After his proposal to allow Internet companies to charge Web companies for speedier delivery of their content was met with widespread criticism, FCC Chairman Tom Wheeler is trying to make the case that it is possible to have Internet fast lanes without slow lanes. He first did so in a letter to tech companies on Friday, and the Wall Street Journal reported Sunday that he has also revised his approach to net neutrality rules.
“I will not allow some companies to force Internet users into a slow lane so that others with special privileges can have superior service,” he wrote in response to a letter signed by many of Silicon Valley’s most prominent companies. It’s clear that the fast-lane language has proven to be exceptionally bad branding, even among those who don’t necessarily support complete net neutrality. “I worry when people use the phrase ‘fast lane,’ because that implies there’s a slow lane,” Michael O’Rielly, a Republican FCC commissioner opposed to tough net neutrality rules, told C-SPAN recently.
So let the rebranding begin. According to the Journal, Wheeler’s revised rules would call for tough oversight over broadband companies that might be tempted to engage in anticompetitive behavior. This doesn’t mean he’s abandoning the idea of allowing broadband providers to charge a premium for faster service. Instead, he will require that the fast lanes offered to one company must be offered to any company willing to pay the toll.
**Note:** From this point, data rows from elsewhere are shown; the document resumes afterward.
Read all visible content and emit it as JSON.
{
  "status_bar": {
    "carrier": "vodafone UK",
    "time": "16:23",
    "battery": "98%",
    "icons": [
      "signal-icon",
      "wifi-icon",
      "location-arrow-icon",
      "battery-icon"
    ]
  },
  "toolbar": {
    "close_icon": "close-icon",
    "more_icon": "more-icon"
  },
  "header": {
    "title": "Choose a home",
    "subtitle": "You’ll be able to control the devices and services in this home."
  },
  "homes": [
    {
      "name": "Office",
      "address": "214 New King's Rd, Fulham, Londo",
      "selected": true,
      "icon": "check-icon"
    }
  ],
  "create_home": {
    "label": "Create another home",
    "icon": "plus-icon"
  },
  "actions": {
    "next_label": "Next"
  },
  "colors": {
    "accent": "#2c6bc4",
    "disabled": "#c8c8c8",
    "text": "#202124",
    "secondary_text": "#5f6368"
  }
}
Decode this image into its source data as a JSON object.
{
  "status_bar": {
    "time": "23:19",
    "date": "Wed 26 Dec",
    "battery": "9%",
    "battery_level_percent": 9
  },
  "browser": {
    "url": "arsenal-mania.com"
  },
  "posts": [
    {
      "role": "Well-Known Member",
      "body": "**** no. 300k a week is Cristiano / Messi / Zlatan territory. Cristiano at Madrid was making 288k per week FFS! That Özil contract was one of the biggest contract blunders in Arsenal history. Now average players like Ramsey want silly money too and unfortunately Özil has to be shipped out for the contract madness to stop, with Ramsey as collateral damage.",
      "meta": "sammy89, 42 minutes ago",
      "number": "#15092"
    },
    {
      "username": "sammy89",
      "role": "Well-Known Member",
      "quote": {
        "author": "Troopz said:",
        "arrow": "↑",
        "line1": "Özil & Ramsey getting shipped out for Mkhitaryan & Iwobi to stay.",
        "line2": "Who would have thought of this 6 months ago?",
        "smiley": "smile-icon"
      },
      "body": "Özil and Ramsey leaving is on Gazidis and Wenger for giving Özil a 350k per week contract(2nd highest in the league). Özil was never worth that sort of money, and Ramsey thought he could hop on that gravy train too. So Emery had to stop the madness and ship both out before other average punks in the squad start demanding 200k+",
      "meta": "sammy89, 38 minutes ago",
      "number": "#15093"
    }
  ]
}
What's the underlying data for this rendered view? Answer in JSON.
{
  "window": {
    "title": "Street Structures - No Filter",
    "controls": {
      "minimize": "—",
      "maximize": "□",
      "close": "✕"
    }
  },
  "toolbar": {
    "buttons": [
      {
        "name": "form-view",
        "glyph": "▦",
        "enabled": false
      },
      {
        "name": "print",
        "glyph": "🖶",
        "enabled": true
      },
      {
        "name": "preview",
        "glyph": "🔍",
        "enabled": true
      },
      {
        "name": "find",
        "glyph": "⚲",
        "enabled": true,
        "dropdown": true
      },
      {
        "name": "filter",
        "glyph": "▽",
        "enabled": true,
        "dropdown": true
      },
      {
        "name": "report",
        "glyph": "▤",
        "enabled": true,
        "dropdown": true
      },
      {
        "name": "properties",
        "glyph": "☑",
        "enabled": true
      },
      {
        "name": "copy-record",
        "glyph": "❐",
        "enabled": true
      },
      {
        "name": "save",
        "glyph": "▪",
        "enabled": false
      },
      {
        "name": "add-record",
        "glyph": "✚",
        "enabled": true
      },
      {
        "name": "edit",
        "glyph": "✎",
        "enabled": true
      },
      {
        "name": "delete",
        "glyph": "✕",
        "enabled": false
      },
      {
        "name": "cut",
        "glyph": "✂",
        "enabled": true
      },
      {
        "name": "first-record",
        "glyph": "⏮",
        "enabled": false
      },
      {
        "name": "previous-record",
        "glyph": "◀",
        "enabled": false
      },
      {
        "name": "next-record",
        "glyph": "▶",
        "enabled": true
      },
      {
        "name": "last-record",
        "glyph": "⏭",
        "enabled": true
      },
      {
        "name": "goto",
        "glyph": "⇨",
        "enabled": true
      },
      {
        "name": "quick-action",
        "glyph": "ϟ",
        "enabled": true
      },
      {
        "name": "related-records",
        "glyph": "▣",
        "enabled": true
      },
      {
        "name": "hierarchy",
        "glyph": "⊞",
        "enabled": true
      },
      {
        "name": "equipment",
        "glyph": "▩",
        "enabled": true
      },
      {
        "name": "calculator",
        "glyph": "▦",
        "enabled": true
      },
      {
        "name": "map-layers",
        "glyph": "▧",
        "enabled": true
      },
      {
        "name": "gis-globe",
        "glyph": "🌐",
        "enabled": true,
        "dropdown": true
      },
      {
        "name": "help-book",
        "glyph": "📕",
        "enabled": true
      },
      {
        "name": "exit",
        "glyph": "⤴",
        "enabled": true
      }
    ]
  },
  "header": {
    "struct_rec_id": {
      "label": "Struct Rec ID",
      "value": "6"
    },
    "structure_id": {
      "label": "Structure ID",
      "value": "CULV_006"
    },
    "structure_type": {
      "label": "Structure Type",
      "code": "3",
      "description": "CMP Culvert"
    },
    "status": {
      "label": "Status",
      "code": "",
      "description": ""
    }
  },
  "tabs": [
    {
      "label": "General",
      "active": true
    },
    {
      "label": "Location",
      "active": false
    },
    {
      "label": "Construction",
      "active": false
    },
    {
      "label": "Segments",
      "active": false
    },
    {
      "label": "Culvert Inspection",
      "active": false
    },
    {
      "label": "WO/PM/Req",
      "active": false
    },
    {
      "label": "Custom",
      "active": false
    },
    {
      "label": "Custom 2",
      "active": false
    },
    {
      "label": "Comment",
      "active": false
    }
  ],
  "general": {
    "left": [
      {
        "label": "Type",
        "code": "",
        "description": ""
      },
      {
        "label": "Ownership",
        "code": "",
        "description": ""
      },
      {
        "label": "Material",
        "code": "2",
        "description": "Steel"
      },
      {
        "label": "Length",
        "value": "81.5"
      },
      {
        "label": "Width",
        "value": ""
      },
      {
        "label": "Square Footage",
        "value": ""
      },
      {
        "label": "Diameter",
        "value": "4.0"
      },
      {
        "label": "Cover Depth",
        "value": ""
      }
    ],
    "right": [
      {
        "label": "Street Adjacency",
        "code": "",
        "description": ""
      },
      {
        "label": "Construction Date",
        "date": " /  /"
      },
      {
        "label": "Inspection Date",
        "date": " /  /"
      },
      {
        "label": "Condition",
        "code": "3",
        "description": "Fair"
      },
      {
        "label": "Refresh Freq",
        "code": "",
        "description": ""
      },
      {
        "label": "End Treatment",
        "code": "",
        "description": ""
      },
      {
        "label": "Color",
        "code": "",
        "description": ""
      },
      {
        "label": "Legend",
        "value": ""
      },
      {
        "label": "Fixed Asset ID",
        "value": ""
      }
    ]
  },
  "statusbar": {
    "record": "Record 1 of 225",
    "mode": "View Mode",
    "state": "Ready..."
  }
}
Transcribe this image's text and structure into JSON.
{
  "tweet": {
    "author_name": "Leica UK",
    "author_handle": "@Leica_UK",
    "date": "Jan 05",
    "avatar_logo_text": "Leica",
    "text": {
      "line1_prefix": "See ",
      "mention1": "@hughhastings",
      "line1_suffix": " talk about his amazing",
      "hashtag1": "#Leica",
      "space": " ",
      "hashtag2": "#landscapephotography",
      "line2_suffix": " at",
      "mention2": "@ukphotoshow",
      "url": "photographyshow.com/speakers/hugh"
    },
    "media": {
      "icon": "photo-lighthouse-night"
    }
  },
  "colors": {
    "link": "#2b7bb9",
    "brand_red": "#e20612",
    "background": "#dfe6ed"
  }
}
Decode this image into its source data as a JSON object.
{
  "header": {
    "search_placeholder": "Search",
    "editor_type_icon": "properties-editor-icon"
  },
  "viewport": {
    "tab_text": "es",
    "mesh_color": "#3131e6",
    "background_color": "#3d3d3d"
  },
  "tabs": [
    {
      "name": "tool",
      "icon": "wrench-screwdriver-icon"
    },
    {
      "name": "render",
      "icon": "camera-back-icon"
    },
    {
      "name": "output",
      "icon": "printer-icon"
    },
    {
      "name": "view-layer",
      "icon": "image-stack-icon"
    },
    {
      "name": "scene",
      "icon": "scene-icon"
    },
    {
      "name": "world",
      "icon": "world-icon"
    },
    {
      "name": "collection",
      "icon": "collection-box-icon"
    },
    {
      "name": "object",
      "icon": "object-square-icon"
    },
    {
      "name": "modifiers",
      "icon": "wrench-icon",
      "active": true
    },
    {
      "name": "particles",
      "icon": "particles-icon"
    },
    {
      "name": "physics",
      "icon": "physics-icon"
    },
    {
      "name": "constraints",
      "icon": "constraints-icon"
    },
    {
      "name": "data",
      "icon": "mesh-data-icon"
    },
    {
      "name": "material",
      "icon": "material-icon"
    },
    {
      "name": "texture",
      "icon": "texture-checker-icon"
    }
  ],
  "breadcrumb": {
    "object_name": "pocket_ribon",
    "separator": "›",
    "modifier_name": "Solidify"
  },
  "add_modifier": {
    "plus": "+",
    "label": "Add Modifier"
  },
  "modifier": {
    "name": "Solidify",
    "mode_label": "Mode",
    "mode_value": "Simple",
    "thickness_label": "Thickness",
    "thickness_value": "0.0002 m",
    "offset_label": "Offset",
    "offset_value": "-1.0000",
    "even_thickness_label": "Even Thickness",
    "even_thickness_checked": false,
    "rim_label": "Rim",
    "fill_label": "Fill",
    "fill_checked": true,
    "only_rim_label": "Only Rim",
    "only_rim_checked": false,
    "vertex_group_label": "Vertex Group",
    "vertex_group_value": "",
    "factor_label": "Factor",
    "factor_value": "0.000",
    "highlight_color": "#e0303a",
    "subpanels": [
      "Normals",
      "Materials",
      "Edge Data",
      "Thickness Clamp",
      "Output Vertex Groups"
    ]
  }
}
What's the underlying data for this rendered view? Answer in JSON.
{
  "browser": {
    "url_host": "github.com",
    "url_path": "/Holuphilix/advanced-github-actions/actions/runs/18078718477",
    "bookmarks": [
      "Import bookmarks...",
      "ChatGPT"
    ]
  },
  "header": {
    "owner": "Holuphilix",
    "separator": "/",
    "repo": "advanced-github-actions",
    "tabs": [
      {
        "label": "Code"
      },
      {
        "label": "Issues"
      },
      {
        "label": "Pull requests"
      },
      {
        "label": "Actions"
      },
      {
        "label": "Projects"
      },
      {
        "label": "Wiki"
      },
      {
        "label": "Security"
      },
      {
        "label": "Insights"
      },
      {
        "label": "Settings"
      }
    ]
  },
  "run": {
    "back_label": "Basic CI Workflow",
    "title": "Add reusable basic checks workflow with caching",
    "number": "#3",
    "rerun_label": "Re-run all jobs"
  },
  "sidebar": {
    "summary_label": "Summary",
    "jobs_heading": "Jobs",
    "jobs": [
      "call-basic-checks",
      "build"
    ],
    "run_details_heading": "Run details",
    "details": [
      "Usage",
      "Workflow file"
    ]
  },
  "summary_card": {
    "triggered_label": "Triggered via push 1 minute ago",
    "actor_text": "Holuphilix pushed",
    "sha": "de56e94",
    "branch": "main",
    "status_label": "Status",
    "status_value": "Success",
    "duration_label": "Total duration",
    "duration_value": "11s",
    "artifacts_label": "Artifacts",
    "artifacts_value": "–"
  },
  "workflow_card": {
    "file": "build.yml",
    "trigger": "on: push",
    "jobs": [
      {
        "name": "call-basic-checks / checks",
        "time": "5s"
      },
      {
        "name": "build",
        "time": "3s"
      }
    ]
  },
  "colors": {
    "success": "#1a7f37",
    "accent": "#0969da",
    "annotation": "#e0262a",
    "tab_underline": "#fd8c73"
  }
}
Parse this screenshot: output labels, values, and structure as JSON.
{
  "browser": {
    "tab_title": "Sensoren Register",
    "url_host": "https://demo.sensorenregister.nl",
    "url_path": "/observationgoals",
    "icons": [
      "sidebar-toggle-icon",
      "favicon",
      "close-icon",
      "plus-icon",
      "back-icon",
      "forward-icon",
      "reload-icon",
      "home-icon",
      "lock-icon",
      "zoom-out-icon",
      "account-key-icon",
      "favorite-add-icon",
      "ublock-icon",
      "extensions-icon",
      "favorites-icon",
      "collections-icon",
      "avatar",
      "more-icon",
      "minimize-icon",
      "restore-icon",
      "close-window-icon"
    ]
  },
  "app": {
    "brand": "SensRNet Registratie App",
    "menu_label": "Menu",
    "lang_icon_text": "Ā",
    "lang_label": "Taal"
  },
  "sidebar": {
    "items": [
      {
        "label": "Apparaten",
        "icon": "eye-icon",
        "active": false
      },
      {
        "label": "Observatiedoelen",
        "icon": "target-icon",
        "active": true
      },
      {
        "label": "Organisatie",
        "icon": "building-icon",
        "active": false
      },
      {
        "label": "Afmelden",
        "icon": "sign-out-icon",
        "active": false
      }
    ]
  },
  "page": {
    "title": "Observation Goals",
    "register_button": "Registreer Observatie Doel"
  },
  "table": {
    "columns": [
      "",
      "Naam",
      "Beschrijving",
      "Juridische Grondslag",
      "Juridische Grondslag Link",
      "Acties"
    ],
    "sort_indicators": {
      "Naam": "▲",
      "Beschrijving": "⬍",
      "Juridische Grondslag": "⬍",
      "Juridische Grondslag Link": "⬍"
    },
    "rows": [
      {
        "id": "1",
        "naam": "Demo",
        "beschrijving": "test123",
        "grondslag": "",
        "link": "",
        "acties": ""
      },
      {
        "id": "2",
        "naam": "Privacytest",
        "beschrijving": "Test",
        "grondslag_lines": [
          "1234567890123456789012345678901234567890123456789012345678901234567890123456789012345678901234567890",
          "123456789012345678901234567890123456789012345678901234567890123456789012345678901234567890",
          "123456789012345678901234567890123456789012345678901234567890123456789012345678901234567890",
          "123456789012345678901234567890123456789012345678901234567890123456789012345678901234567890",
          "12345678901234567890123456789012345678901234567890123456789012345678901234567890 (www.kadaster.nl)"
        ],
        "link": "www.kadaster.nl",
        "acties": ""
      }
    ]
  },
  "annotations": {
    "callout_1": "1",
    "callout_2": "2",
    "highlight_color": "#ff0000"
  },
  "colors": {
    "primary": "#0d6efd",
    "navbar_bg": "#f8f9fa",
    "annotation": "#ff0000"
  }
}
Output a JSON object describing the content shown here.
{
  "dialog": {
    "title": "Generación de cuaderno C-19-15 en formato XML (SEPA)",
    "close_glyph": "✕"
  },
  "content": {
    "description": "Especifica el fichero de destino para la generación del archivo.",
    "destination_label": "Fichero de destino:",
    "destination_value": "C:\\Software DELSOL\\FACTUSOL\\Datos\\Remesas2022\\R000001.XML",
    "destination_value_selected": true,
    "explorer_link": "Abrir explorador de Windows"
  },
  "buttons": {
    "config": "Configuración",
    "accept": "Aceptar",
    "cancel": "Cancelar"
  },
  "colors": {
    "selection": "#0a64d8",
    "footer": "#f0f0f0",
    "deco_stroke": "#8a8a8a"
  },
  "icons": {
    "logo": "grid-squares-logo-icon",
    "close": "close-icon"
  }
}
Wheeler will ask for public input on several ideas related to the new rules, according to the Journal. The first is “paid prioritization”—the lane idea. It is clear from the activity in recent weeks that many people will continue to oppose this. Even if Wheeler were to police broadband providers aggressively, it’s unclear that whoever comes after him would.
The other issue on the table is the idea of reclassifying Internet service as a public utility. The FCC originally designated broadband Internet as an information service in 2002, largely ceding the ability to impose tough regulations on the companies that provide it. But the commission’s attempts to regulate the Internet by other means haven’t held up. A federal court has twice rejected its rules requiring broadband providers to treat all Internet traffic the same, most recently in January. When the court did so, it said that the FCC was attempting to regulate broadband as though it were a utility without actually declaring it as such.
The obvious solution would be to reclassify broadband as a public utility and get on with it, but broadband providers are likely to fight this tooth and nail, because it would signal the end of an era of light regulation for broadband Internet. Wheeler, a former lobbyist for the cable industry, doesn’t seem eager to take this step—mentioning it seems to be more of a threat to broadband providers about what will happen if they don’t stay in line on their own.